I want to be a part of a church that's marked by patience, where we will sin against each other and wrong one another, yet we're not resentful. We don't keep records of wrong. We fight for relationships here. We pursue reconciliation. We marvel at the gospel's ability to restore relationships. I want to be a part of a church that's marked by the kindness of God, that we actively see each other's needs and seek to meet them, that no one has to struggle alone. No one has to suffer or battle or grieve alone.

I want to be a part of a church that wars against envy, that we don't have to compete with one another; we can celebrate one another. We can identify each other's gifting and encourage each other to steward it well. I want to be a part of a church that wars against boasting and arrogance, that we walk humbly with one another, that we don't insist on our own way. We don't come here to die on the hill of our preferences, but we put our preferences to death at the door.

I want to be a part of a church that believes all things, that we assume the best about one another. I want to be a part of a church that hopes for all things, that we believe God's grace will triumph, that this is a church that's consistently watching one another apply truth to life and walk in victory. I want to be a part of a church that's marked by love. But here's the thing: I cannot expect Watermark to be marked by love if I myself am not marked by love, and neither can you.

You cannot expect Watermark to be marked by love if you yourself are not being marked by love. So, I just want to invite you now to take a moment. Let's pray together. I just want to ask you now in this moment… Take a moment. Would you just allow yourself to be reminded of the beautiful reality of the gospel? Would you allow yourself to be loved by God in this moment? Would you thank him for the cross? Would you thank him for his resurrection? Would you thank him for his love for you?

Then I want to ask you to pick one of the characteristics of love that you struggle with from this passage, and I want to invite you to ask God to empower you with his Spirit to love like he does. Then would you pray for our church? Would you pray that Watermark would be known in Dallas for its love for one another and for this city? Pray that we would be a church marked by love.

If you're here this morning and don't have a relationship with Jesus and this is the first time you've ever heard about his love, or maybe you came into this place believing that Jesus could never love you, would you realize that his love is toward you this morning? He gave his life on the cross to communicate his love for you. Would you respond in faith this morning, inviting him in to save you from your sins and to be the Lord of your life?

Lord Jesus, we need you. We thank you for your deep love for us. God, I pray that Watermark Community Church would be a church that is known for the way we love one another and love this city. I pray our love for each other would be a response to your love and a reflection of it as well. We need you, Lord Jesus, amen.

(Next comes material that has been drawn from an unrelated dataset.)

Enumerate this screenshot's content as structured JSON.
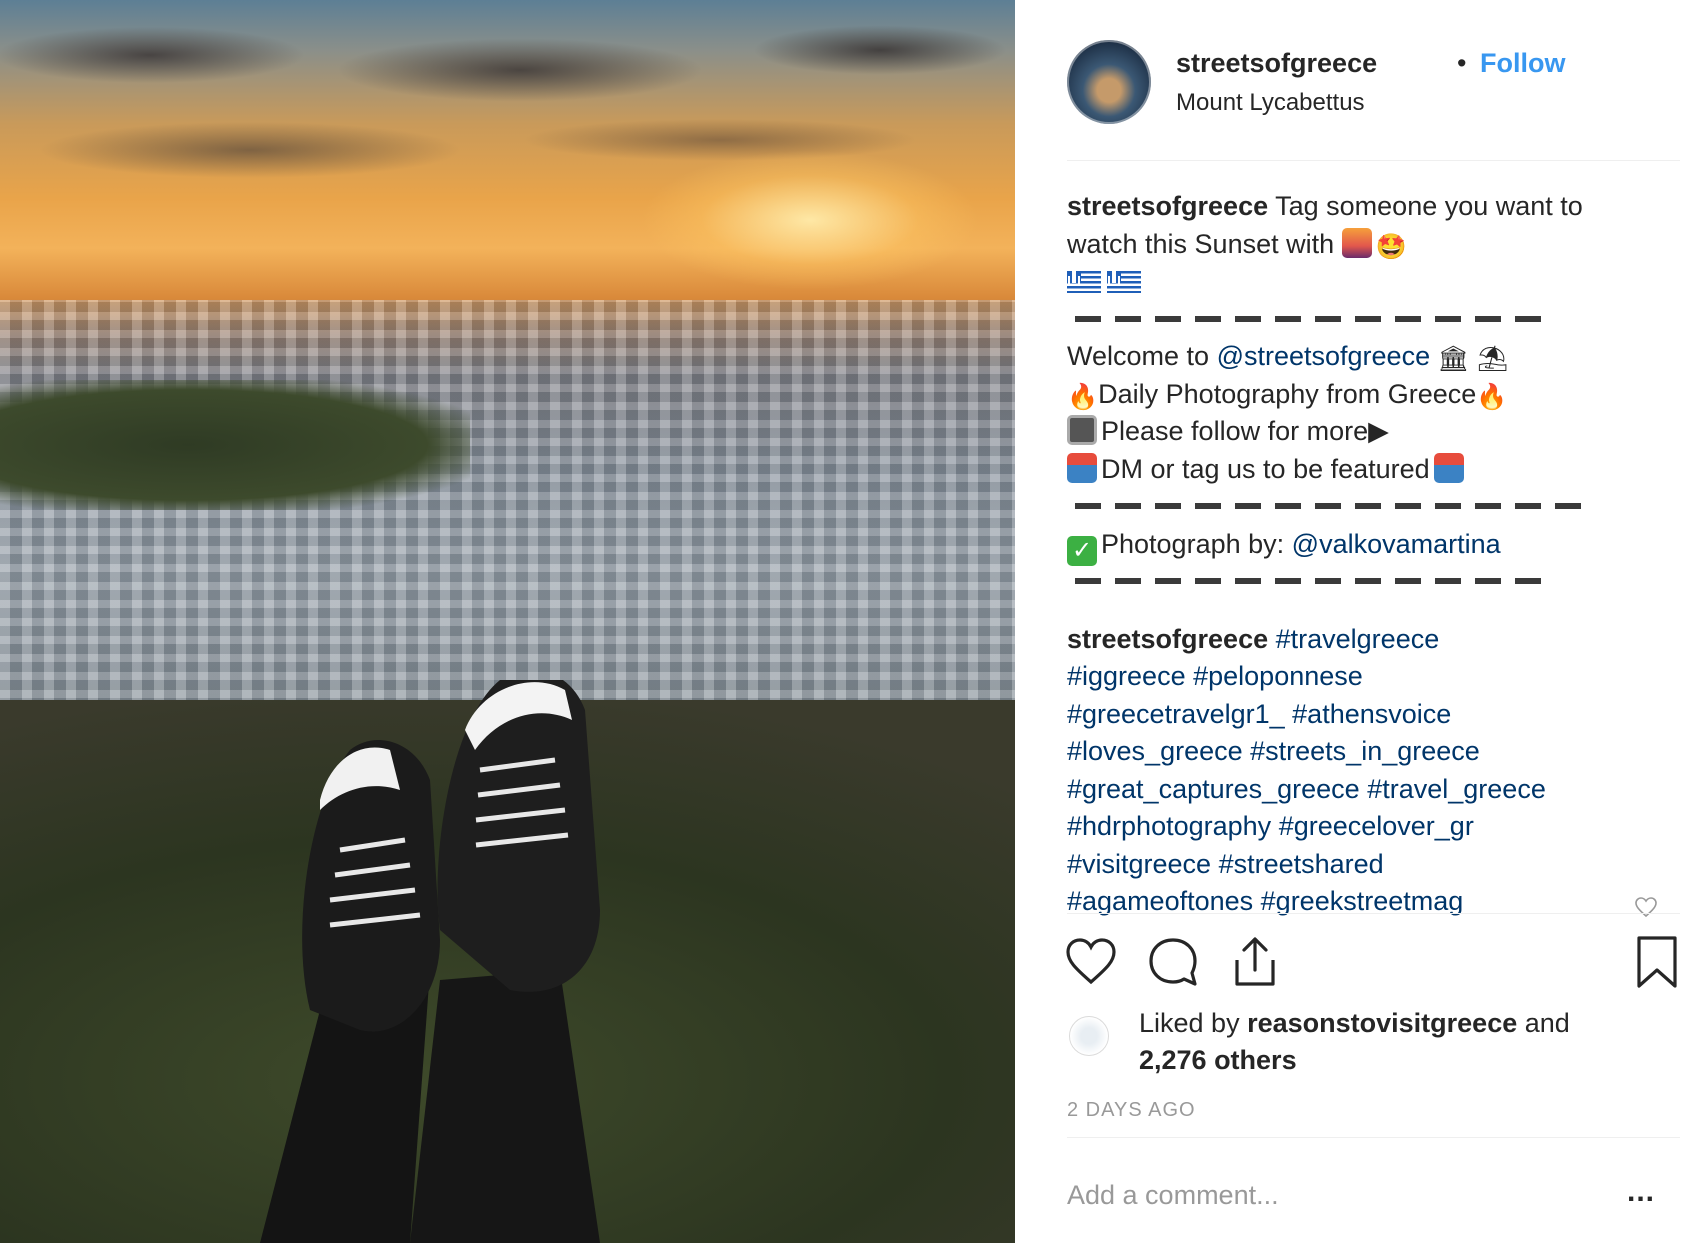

About '1 Corinthians'

Challenges believers to examine every area of life through the lens of the Gospel. Paul addresses divisions among believers, food, sexual integrity, worship gatherings, and the resurrection.